    The idea that Chagall should illustrate this pastoral romance was suggested by the publisher Tériade in 1952. Chagall was intrigued and decided to seek inspiration in the landscape and people of Greece. In a series of trips he produced a number of drawings and gouaches which provided the basis for the series.

    Between 1957 and 1960 the Greek gouaches were gradually adapted and worked on with the master printer Charles Sorlier at the Mourlot Atelier. Simultaneously, Chagall was working on designs on the same theme for the Paris Opera.
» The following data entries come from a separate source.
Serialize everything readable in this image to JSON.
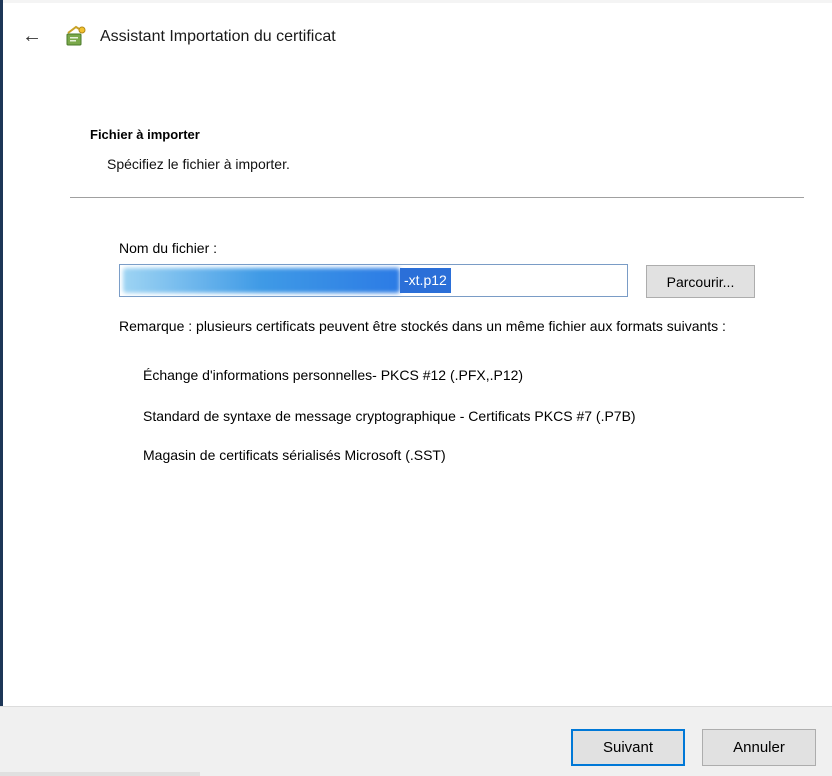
{
  "window": {
    "title": "Assistant Importation du certificat",
    "back_icon": "back-arrow-icon",
    "app_icon": "certificate-wizard-icon"
  },
  "section": {
    "heading": "Fichier à importer",
    "subheading": "Spécifiez le fichier à importer."
  },
  "file": {
    "label": "Nom du fichier :",
    "value_visible": "-xt.p12",
    "browse_label": "Parcourir..."
  },
  "note": {
    "text": "Remarque : plusieurs certificats peuvent être stockés dans un même fichier aux formats suivants :",
    "formats": [
      "Échange d'informations personnelles- PKCS #12 (.PFX,.P12)",
      "Standard de syntaxe de message cryptographique - Certificats PKCS #7 (.P7B)",
      "Magasin de certificats sérialisés Microsoft (.SST)"
    ]
  },
  "footer": {
    "next_label": "Suivant",
    "cancel_label": "Annuler"
  },
  "colors": {
    "accent": "#0078d7",
    "selection": "#2b6fd8",
    "footer_bg": "#f0f0f0"
  }
}
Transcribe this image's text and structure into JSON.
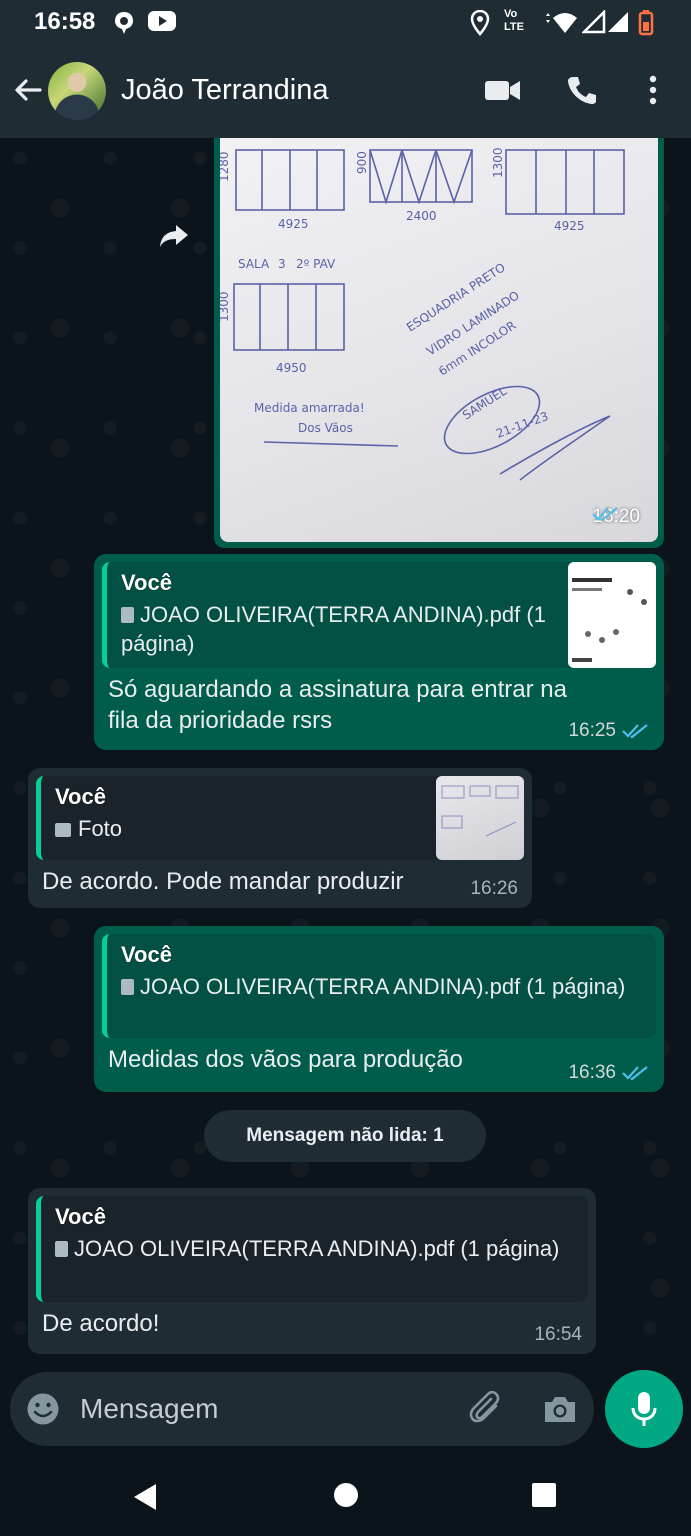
{
  "status_bar": {
    "time": "16:58",
    "network_label_top": "Vo",
    "network_label_bottom": "LTE"
  },
  "header": {
    "contact_name": "João Terrandina"
  },
  "messages": {
    "image_message": {
      "time": "16:20",
      "sketch_labels": [
        "1280",
        "4925",
        "900",
        "2400",
        "1300",
        "4925",
        "SALA",
        "3",
        "2º PAV",
        "1300",
        "4950",
        "ESQUADRIA PRETO",
        "VIDRO LAMINADO",
        "6mm INCOLOR",
        "SAMUEL",
        "21-11-23",
        "Medida amarrada!",
        "Dos Vãos"
      ]
    },
    "msg1": {
      "quote_author": "Você",
      "quote_text": "JOAO OLIVEIRA(TERRA ANDINA).pdf (1 página)",
      "text": "Só aguardando a assinatura para entrar na fila da prioridade rsrs",
      "time": "16:25"
    },
    "msg2": {
      "quote_author": "Você",
      "quote_text": "Foto",
      "text": "De acordo. Pode mandar produzir",
      "time": "16:26"
    },
    "msg3": {
      "quote_author": "Você",
      "quote_text": "JOAO OLIVEIRA(TERRA ANDINA).pdf (1 página)",
      "text": "Medidas dos vãos para produção",
      "time": "16:36"
    },
    "unread_label": "Mensagem não lida: 1",
    "msg4": {
      "quote_author": "Você",
      "quote_text": "JOAO OLIVEIRA(TERRA ANDINA).pdf (1 página)",
      "text": "De acordo!",
      "time": "16:54"
    }
  },
  "composer": {
    "placeholder": "Mensagem"
  },
  "colors": {
    "outgoing_bubble": "#005c4b",
    "incoming_bubble": "#1f2c34",
    "accent": "#00a884",
    "read_ticks": "#53bdeb"
  }
}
This work for the ballet and his involvement with the dancers, clearly affected the artist, who has translated their movement and grace through the layering of lithographic inks into the production of these extraordinary color lithographs.


    Mourlot 308-349; Cramer books 46